By Les McKeown, CEO of Predictable Success
One thing’s for sure: After the tumultuous events surrounding the UK’s recent vote to leave the European Union, anyone who claims to know what’s going to happen next is deluding themselves.
And given that at least four of the UK’s most senior political leaders effectively ended their careers by reading the ‘Leave/Remain’ runes incorrectly, I’m not going to pretend to possess a second sight they didn’t.
One unavoidable pattern the Predictable Success model does show us, however, is this: most every massive, complicated, aging entity (of which the European Union is certainly a paramount example) will eventually fall into a stage of its existence which we call The Big Rut.
From the outside, it’s easy to see when any organization (commercial or not – the principle applies to any entity consisting of people trying to achieve common goals) has hit The Big Rut. There is an emphasis of form over content. Decision making is incredibly bureaucratic. Innovation has all but disappeared. Flexibility and nimbleness are forever gone. Customers (clients, voters) are frankly a pain in the neck. The institution, in other words, exists primarily to maintain its own existence – not to meet the needs of its original stakeholders.
The problem for this slowly dying, heading-for-irrelevancy institution is that from the inside all of this is almost impossible to see, let alone change. The people who work in institutions in The Big Rut usually like it like that – they want (need) to work in a comfort zone, in a bureaucracy, and to them, even at the most senior level, nothing is wrong internally – any problems are the fault of the customer (or client, or voter).
Here’s the ‘what happens next’ part: Because of this inability to internally self-diagnose, there is no way out of The Big Rut, short of massive external impact.
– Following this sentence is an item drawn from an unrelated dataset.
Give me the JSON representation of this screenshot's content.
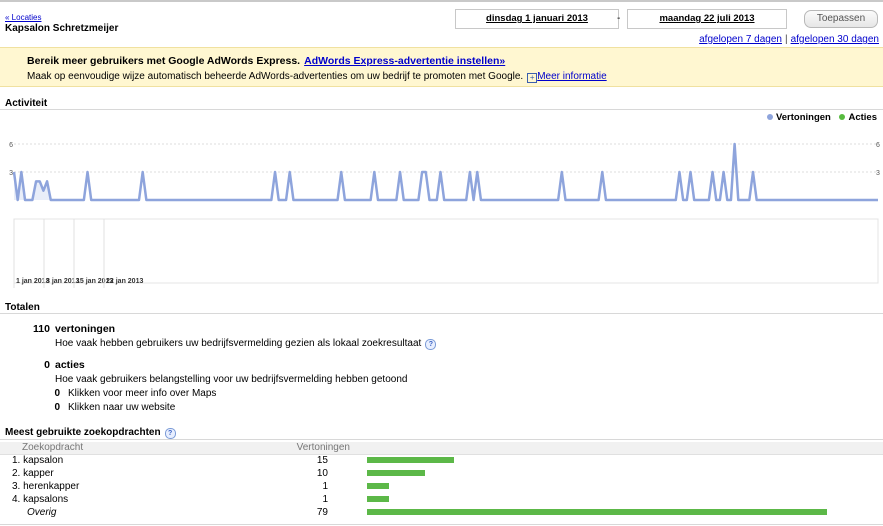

At the national and global level, these sort of rearrangements were usually fomented by war (think of the rise and fall of empires in history and the re-drawing of the geo-political map after major conflicts).
In the case of the European Union, war(s) may play a part in its ultimate redesign (the war in Syria and the resulting impact on European migration is one example), but the main driver for institutional reform will come from increasing and wider-scale breakup.
In other words, watch for more votes to leave from peripheral countries, increasingly isolating Germany and France as the EU standard-bearers.
Oh, and that pattern of massive external forces causing the breakup of an aging entity in The Big Rut into smaller, competing parts? You might want to watch this space.